PROBLEM DESCRIPTION » Before returning the data, strip out the pictures and keep everything else exactly the same.

EXTRACTED MATERIAL »
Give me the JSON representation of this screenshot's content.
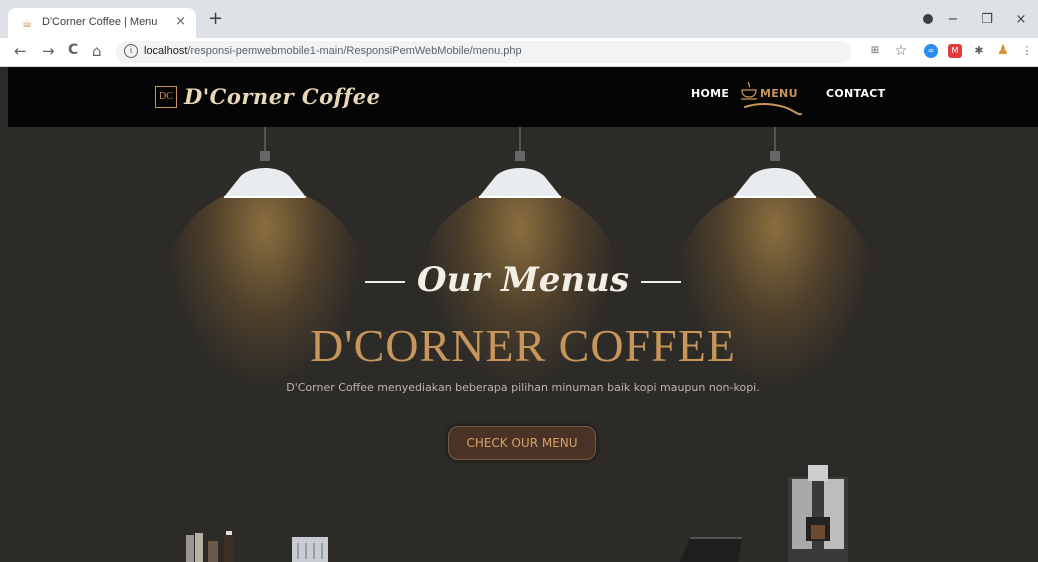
{
  "browser": {
    "tab_title": "D'Corner Coffee | Menu",
    "tab_close": "×",
    "new_tab": "+",
    "url_host": "localhost",
    "url_path": "/responsi-pemwebmobile1-main/ResponsiPemWebMobile/menu.php",
    "back": "←",
    "forward": "→",
    "reload": "C",
    "home": "⌂",
    "info": "i",
    "minimize": "−",
    "restore": "❐",
    "close": "×",
    "menu": "⋮",
    "star": "☆",
    "puzzle": "✱"
  },
  "site": {
    "logo_mark": "DC",
    "logo_text": "D'Corner Coffee",
    "nav": {
      "home": "HOME",
      "menu": "MENU",
      "contact": "CONTACT"
    },
    "accent_color": "#c8955a"
  },
  "hero": {
    "subtitle": "Our Menus",
    "title": "D'CORNER COFFEE",
    "description": "D'Corner Coffee menyediakan beberapa pilihan minuman baik kopi maupun non-kopi.",
    "cta": "CHECK OUR MENU"
  }
}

YOUR RESPONSE »
Give me the JSON representation of this screenshot's content.
{
  "browser": {
    "tab_title": "D'Corner Coffee | Menu",
    "tab_close": "×",
    "new_tab": "+",
    "url_host": "localhost",
    "url_path": "/responsi-pemwebmobile1-main/ResponsiPemWebMobile/menu.php",
    "back": "←",
    "forward": "→",
    "reload": "C",
    "home": "⌂",
    "info": "i",
    "minimize": "−",
    "restore": "❐",
    "close": "×",
    "menu": "⋮",
    "star": "☆",
    "puzzle": "✱"
  },
  "site": {
    "logo_mark": "DC",
    "logo_text": "D'Corner Coffee",
    "nav": {
      "home": "HOME",
      "menu": "MENU",
      "contact": "CONTACT"
    },
    "accent_color": "#c8955a"
  },
  "hero": {
    "subtitle": "Our Menus",
    "title": "D'CORNER COFFEE",
    "description": "D'Corner Coffee menyediakan beberapa pilihan minuman baik kopi maupun non-kopi.",
    "cta": "CHECK OUR MENU"
  }
}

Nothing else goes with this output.